◆ Goal of the exercise
Return all the entries. Match them word for word.

◆ Records to process

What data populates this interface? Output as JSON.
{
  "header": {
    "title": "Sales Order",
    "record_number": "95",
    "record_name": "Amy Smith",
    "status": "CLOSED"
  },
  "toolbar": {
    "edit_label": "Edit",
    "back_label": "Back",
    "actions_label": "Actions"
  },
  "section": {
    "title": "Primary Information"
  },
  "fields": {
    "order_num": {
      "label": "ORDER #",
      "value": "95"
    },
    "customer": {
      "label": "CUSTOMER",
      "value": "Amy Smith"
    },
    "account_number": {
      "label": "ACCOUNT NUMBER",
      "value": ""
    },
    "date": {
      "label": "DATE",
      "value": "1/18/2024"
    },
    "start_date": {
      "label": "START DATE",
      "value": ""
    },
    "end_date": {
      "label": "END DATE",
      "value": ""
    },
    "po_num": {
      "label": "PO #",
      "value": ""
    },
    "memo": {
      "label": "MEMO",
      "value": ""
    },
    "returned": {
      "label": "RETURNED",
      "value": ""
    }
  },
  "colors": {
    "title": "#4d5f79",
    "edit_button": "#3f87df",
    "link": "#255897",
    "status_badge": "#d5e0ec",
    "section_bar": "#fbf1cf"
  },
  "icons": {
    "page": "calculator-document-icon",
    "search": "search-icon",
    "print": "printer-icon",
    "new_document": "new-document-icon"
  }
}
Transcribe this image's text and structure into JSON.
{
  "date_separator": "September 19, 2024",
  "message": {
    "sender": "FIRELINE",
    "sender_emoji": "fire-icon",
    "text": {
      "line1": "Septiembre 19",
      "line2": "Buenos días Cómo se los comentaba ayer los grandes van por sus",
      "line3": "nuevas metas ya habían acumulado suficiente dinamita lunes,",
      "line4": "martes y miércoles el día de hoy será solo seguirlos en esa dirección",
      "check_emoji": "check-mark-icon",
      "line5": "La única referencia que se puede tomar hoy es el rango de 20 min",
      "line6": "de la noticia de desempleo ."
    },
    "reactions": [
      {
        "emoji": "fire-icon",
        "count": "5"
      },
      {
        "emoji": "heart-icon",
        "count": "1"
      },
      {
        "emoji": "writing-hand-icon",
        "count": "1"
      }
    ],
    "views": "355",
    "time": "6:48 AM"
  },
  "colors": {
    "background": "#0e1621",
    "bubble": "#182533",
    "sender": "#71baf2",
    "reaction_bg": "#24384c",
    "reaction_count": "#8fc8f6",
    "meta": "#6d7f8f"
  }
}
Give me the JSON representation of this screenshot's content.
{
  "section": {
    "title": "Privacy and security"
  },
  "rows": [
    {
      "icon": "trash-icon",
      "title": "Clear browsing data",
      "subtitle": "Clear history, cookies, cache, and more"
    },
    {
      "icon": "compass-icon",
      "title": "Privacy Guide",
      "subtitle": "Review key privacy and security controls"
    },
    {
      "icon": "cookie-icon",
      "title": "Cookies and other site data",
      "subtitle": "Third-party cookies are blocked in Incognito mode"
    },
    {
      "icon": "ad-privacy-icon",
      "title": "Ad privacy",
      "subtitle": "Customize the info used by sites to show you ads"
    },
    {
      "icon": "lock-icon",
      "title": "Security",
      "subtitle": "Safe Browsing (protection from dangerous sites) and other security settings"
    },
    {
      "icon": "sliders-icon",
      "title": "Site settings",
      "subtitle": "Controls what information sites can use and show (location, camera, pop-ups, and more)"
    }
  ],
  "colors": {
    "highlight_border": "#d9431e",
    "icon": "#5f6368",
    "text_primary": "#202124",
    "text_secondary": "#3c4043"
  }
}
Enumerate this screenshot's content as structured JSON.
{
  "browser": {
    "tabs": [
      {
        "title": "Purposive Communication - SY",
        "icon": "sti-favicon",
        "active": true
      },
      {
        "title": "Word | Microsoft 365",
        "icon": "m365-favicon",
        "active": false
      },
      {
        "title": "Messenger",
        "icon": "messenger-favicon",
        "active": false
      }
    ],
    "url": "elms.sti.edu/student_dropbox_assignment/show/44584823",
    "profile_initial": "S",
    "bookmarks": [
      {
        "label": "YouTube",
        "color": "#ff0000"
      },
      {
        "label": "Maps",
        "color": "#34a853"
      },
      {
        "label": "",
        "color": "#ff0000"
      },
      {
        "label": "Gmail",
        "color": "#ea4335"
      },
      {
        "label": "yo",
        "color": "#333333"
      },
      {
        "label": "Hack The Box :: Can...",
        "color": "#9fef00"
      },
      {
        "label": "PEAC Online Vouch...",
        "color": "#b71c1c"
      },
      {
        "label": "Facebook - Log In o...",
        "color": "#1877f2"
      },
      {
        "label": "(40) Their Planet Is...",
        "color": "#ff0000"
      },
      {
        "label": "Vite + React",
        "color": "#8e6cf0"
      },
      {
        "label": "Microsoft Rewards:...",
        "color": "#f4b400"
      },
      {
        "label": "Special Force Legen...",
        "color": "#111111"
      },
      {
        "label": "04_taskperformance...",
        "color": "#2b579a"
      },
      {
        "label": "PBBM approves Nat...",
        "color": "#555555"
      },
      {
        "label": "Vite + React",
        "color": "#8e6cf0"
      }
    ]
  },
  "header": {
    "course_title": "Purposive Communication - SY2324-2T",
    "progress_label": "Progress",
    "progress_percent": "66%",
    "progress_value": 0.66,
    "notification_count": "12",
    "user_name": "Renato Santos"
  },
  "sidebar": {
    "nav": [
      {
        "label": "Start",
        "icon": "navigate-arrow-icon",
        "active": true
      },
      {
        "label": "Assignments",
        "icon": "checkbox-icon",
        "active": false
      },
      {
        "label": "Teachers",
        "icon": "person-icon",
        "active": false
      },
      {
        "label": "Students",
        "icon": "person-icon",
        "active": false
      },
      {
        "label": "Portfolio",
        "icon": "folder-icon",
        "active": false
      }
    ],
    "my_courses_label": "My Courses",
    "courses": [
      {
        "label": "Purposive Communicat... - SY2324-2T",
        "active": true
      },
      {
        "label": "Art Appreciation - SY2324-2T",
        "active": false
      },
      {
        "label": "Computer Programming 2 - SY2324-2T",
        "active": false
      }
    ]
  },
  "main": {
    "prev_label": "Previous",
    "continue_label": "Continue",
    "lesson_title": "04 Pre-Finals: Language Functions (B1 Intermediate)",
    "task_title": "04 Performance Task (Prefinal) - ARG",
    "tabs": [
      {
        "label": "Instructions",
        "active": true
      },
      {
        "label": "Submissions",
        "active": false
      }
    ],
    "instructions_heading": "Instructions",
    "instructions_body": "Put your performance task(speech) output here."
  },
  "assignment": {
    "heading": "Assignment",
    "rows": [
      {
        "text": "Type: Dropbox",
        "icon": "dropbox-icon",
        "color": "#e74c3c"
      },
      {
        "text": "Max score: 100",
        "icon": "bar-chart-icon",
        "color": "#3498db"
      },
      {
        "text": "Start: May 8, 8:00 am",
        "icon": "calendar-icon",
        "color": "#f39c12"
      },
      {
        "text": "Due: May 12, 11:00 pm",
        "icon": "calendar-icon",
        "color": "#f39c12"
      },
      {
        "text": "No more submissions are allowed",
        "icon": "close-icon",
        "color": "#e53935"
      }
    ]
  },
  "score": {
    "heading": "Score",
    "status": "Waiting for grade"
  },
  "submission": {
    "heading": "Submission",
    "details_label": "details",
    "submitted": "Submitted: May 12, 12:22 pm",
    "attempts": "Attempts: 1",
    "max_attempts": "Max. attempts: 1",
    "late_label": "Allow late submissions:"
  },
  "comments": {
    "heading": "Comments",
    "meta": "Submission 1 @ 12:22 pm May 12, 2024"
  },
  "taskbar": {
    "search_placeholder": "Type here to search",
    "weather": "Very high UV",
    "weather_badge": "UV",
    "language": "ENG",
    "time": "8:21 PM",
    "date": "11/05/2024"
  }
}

◆ Answer box
What data populates this interface? Output as JSON.
{
  "header": {
    "title": "Sales Order",
    "record_number": "95",
    "record_name": "Amy Smith",
    "status": "CLOSED"
  },
  "toolbar": {
    "edit_label": "Edit",
    "back_label": "Back",
    "actions_label": "Actions"
  },
  "section": {
    "title": "Primary Information"
  },
  "fields": {
    "order_num": {
      "label": "ORDER #",
      "value": "95"
    },
    "customer": {
      "label": "CUSTOMER",
      "value": "Amy Smith"
    },
    "account_number": {
      "label": "ACCOUNT NUMBER",
      "value": ""
    },
    "date": {
      "label": "DATE",
      "value": "1/18/2024"
    },
    "start_date": {
      "label": "START DATE",
      "value": ""
    },
    "end_date": {
      "label": "END DATE",
      "value": ""
    },
    "po_num": {
      "label": "PO #",
      "value": ""
    },
    "memo": {
      "label": "MEMO",
      "value": ""
    },
    "returned": {
      "label": "RETURNED",
      "value": ""
    }
  },
  "colors": {
    "title": "#4d5f79",
    "edit_button": "#3f87df",
    "link": "#255897",
    "status_badge": "#d5e0ec",
    "section_bar": "#fbf1cf"
  },
  "icons": {
    "page": "calculator-document-icon",
    "search": "search-icon",
    "print": "printer-icon",
    "new_document": "new-document-icon"
  }
}
Transcribe this image's text and structure into JSON.
{
  "date_separator": "September 19, 2024",
  "message": {
    "sender": "FIRELINE",
    "sender_emoji": "fire-icon",
    "text": {
      "line1": "Septiembre 19",
      "line2": "Buenos días Cómo se los comentaba ayer los grandes van por sus",
      "line3": "nuevas metas ya habían acumulado suficiente dinamita lunes,",
      "line4": "martes y miércoles el día de hoy será solo seguirlos en esa dirección",
      "check_emoji": "check-mark-icon",
      "line5": "La única referencia que se puede tomar hoy es el rango de 20 min",
      "line6": "de la noticia de desempleo ."
    },
    "reactions": [
      {
        "emoji": "fire-icon",
        "count": "5"
      },
      {
        "emoji": "heart-icon",
        "count": "1"
      },
      {
        "emoji": "writing-hand-icon",
        "count": "1"
      }
    ],
    "views": "355",
    "time": "6:48 AM"
  },
  "colors": {
    "background": "#0e1621",
    "bubble": "#182533",
    "sender": "#71baf2",
    "reaction_bg": "#24384c",
    "reaction_count": "#8fc8f6",
    "meta": "#6d7f8f"
  }
}
Give me the JSON representation of this screenshot's content.
{
  "section": {
    "title": "Privacy and security"
  },
  "rows": [
    {
      "icon": "trash-icon",
      "title": "Clear browsing data",
      "subtitle": "Clear history, cookies, cache, and more"
    },
    {
      "icon": "compass-icon",
      "title": "Privacy Guide",
      "subtitle": "Review key privacy and security controls"
    },
    {
      "icon": "cookie-icon",
      "title": "Cookies and other site data",
      "subtitle": "Third-party cookies are blocked in Incognito mode"
    },
    {
      "icon": "ad-privacy-icon",
      "title": "Ad privacy",
      "subtitle": "Customize the info used by sites to show you ads"
    },
    {
      "icon": "lock-icon",
      "title": "Security",
      "subtitle": "Safe Browsing (protection from dangerous sites) and other security settings"
    },
    {
      "icon": "sliders-icon",
      "title": "Site settings",
      "subtitle": "Controls what information sites can use and show (location, camera, pop-ups, and more)"
    }
  ],
  "colors": {
    "highlight_border": "#d9431e",
    "icon": "#5f6368",
    "text_primary": "#202124",
    "text_secondary": "#3c4043"
  }
}
Enumerate this screenshot's content as structured JSON.
{
  "browser": {
    "tabs": [
      {
        "title": "Purposive Communication - SY",
        "icon": "sti-favicon",
        "active": true
      },
      {
        "title": "Word | Microsoft 365",
        "icon": "m365-favicon",
        "active": false
      },
      {
        "title": "Messenger",
        "icon": "messenger-favicon",
        "active": false
      }
    ],
    "url": "elms.sti.edu/student_dropbox_assignment/show/44584823",
    "profile_initial": "S",
    "bookmarks": [
      {
        "label": "YouTube",
        "color": "#ff0000"
      },
      {
        "label": "Maps",
        "color": "#34a853"
      },
      {
        "label": "",
        "color": "#ff0000"
      },
      {
        "label": "Gmail",
        "color": "#ea4335"
      },
      {
        "label": "yo",
        "color": "#333333"
      },
      {
        "label": "Hack The Box :: Can...",
        "color": "#9fef00"
      },
      {
        "label": "PEAC Online Vouch...",
        "color": "#b71c1c"
      },
      {
        "label": "Facebook - Log In o...",
        "color": "#1877f2"
      },
      {
        "label": "(40) Their Planet Is...",
        "color": "#ff0000"
      },
      {
        "label": "Vite + React",
        "color": "#8e6cf0"
      },
      {
        "label": "Microsoft Rewards:...",
        "color": "#f4b400"
      },
      {
        "label": "Special Force Legen...",
        "color": "#111111"
      },
      {
        "label": "04_taskperformance...",
        "color": "#2b579a"
      },
      {
        "label": "PBBM approves Nat...",
        "color": "#555555"
      },
      {
        "label": "Vite + React",
        "color": "#8e6cf0"
      }
    ]
  },
  "header": {
    "course_title": "Purposive Communication - SY2324-2T",
    "progress_label": "Progress",
    "progress_percent": "66%",
    "progress_value": 0.66,
    "notification_count": "12",
    "user_name": "Renato Santos"
  },
  "sidebar": {
    "nav": [
      {
        "label": "Start",
        "icon": "navigate-arrow-icon",
        "active": true
      },
      {
        "label": "Assignments",
        "icon": "checkbox-icon",
        "active": false
      },
      {
        "label": "Teachers",
        "icon": "person-icon",
        "active": false
      },
      {
        "label": "Students",
        "icon": "person-icon",
        "active": false
      },
      {
        "label": "Portfolio",
        "icon": "folder-icon",
        "active": false
      }
    ],
    "my_courses_label": "My Courses",
    "courses": [
      {
        "label": "Purposive Communicat... - SY2324-2T",
        "active": true
      },
      {
        "label": "Art Appreciation - SY2324-2T",
        "active": false
      },
      {
        "label": "Computer Programming 2 - SY2324-2T",
        "active": false
      }
    ]
  },
  "main": {
    "prev_label": "Previous",
    "continue_label": "Continue",
    "lesson_title": "04 Pre-Finals: Language Functions (B1 Intermediate)",
    "task_title": "04 Performance Task (Prefinal) - ARG",
    "tabs": [
      {
        "label": "Instructions",
        "active": true
      },
      {
        "label": "Submissions",
        "active": false
      }
    ],
    "instructions_heading": "Instructions",
    "instructions_body": "Put your performance task(speech) output here."
  },
  "assignment": {
    "heading": "Assignment",
    "rows": [
      {
        "text": "Type: Dropbox",
        "icon": "dropbox-icon",
        "color": "#e74c3c"
      },
      {
        "text": "Max score: 100",
        "icon": "bar-chart-icon",
        "color": "#3498db"
      },
      {
        "text": "Start: May 8, 8:00 am",
        "icon": "calendar-icon",
        "color": "#f39c12"
      },
      {
        "text": "Due: May 12, 11:00 pm",
        "icon": "calendar-icon",
        "color": "#f39c12"
      },
      {
        "text": "No more submissions are allowed",
        "icon": "close-icon",
        "color": "#e53935"
      }
    ]
  },
  "score": {
    "heading": "Score",
    "status": "Waiting for grade"
  },
  "submission": {
    "heading": "Submission",
    "details_label": "details",
    "submitted": "Submitted: May 12, 12:22 pm",
    "attempts": "Attempts: 1",
    "max_attempts": "Max. attempts: 1",
    "late_label": "Allow late submissions:"
  },
  "comments": {
    "heading": "Comments",
    "meta": "Submission 1 @ 12:22 pm May 12, 2024"
  },
  "taskbar": {
    "search_placeholder": "Type here to search",
    "weather": "Very high UV",
    "weather_badge": "UV",
    "language": "ENG",
    "time": "8:21 PM",
    "date": "11/05/2024"
  }
}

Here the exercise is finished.